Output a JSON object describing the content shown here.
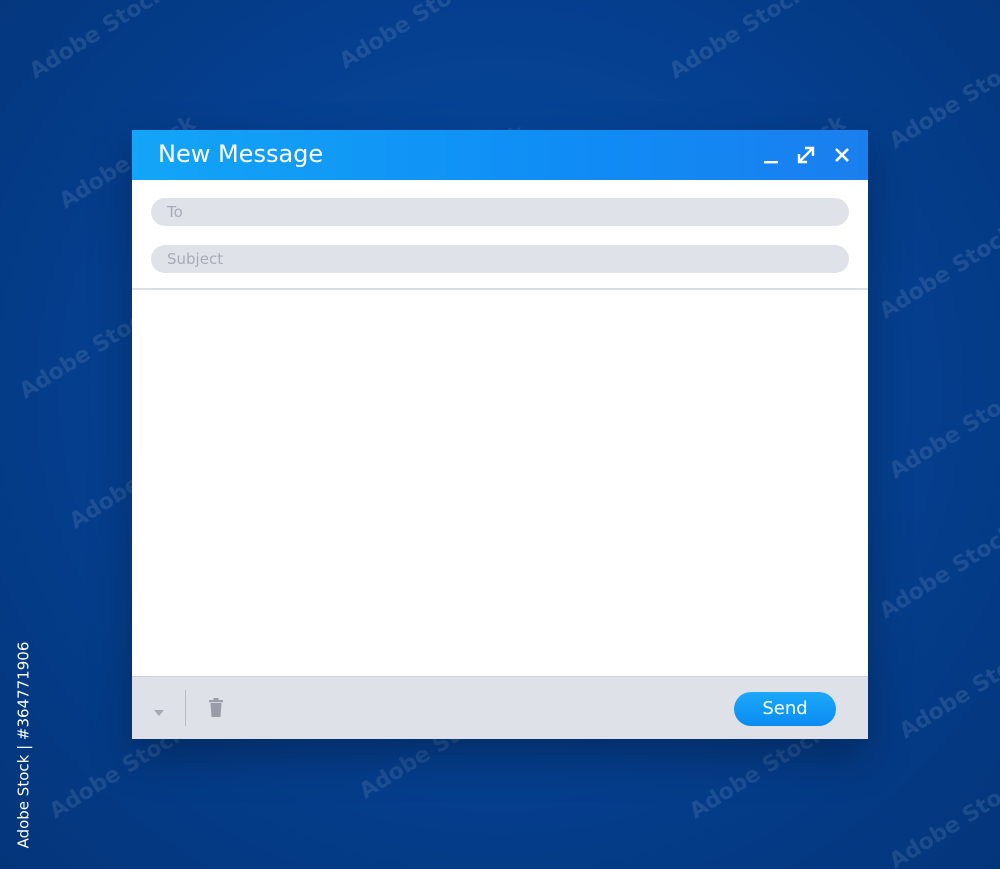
{
  "window": {
    "title": "New Message",
    "controls": [
      "minimize-icon",
      "expand-icon",
      "close-icon"
    ]
  },
  "compose": {
    "to_placeholder": "To",
    "to_value": "",
    "subject_placeholder": "Subject",
    "subject_value": "",
    "body_value": ""
  },
  "footer": {
    "send_label": "Send",
    "icons": [
      "dropdown-arrow-icon",
      "trash-icon"
    ]
  },
  "stock_id": "364771906",
  "watermark_text": "Adobe Stock",
  "colors": {
    "background": "#053f8f",
    "titlebar_start": "#13a5f7",
    "titlebar_end": "#1a7fee",
    "field": "#e0e2ea",
    "footer": "#dfe1e9",
    "send_button": "#0f98f5"
  }
}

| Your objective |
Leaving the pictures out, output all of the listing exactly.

| Answer to this task |
Output a JSON object describing the content shown here.
{
  "window": {
    "title": "New Message",
    "controls": [
      "minimize-icon",
      "expand-icon",
      "close-icon"
    ]
  },
  "compose": {
    "to_placeholder": "To",
    "to_value": "",
    "subject_placeholder": "Subject",
    "subject_value": "",
    "body_value": ""
  },
  "footer": {
    "send_label": "Send",
    "icons": [
      "dropdown-arrow-icon",
      "trash-icon"
    ]
  },
  "stock_id": "364771906",
  "watermark_text": "Adobe Stock",
  "colors": {
    "background": "#053f8f",
    "titlebar_start": "#13a5f7",
    "titlebar_end": "#1a7fee",
    "field": "#e0e2ea",
    "footer": "#dfe1e9",
    "send_button": "#0f98f5"
  }
}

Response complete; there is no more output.